In October, film historian Cari Beauchamp retold the story behind Marilyn’s 1953 photo shoot with Harold Lloyd in an in-depth article for Alta Journal. Marilyn was also profiled in UK magazine History Revealed, and her penchant for Emilio Pucci’s colourful designs was featured in Yours Retro. Elisa Jordan’s book about Rockhaven, the pioneering California women’s sanatorium who treated patients including Marilyn’s mother Gladys, was published. A documentary about Henri Dauman – who photographed Marilyn during her New York years – premiered at the Hamptons Film Festival. And James Karen, once a classmate of Marilyn at the Actors Studio, died aged 94.
In November, Marilyn’s 1962 Golden Globe was sold for a record-breaking $250,000, and her black Ford Thunderbird for $490,000, as part of the Hollywood Icons and Idols sale at Julien’s. In New York, Marilyn-related correspondence was auctioned at Bonham’s; and Marilyn’s ‘Siddur’ (Jewish prayer book) sold for $26,000. The legendary Moon of Baroda diamond, modelled by Marilyn in 1953, sold for $1.3 million at Christie’s in China. Also this month, Marilyn graced the cover of ReMIND magazine. A special edition of Some Like It Hot was released on DVD and Blu-Ray by the Criterion Collection; and Marilyn’s performance was featured in a California exhibit, Coronado’s Golden Age of Film. And filmmaker Nicolas Roeg – whose acclaimed 1985 movie, Insignificance, featured his then-wife Theresa Russell as Marilyn – died aged 90.

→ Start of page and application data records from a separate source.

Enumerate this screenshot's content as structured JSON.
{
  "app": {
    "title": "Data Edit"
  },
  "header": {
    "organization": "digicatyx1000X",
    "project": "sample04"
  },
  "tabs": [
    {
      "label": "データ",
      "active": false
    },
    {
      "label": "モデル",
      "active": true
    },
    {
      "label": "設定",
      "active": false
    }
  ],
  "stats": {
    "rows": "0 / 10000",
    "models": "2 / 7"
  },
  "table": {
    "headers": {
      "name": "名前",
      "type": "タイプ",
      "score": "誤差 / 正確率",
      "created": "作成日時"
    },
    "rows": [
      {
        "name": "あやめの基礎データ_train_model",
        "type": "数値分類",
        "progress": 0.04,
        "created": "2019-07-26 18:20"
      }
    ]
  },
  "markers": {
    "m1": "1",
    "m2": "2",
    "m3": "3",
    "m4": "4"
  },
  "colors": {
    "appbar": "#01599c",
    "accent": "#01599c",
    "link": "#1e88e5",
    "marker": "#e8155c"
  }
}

Finally, in December the extensive collection of Maite Minguez Ricart went under the hammer at Profiles in History. A dedicated online sale featuring photos of Marilyn from 1945-62 was hosted by Julien’s Auctions. Ted Stampfer’s collection arrived in Speyer, Germany for the latest stop in a touring show, Marilyn Monroe: The Unknown. And Merry Marilyn, a festive exhibition, opened at the National Cinema Museum in Turin, Italy.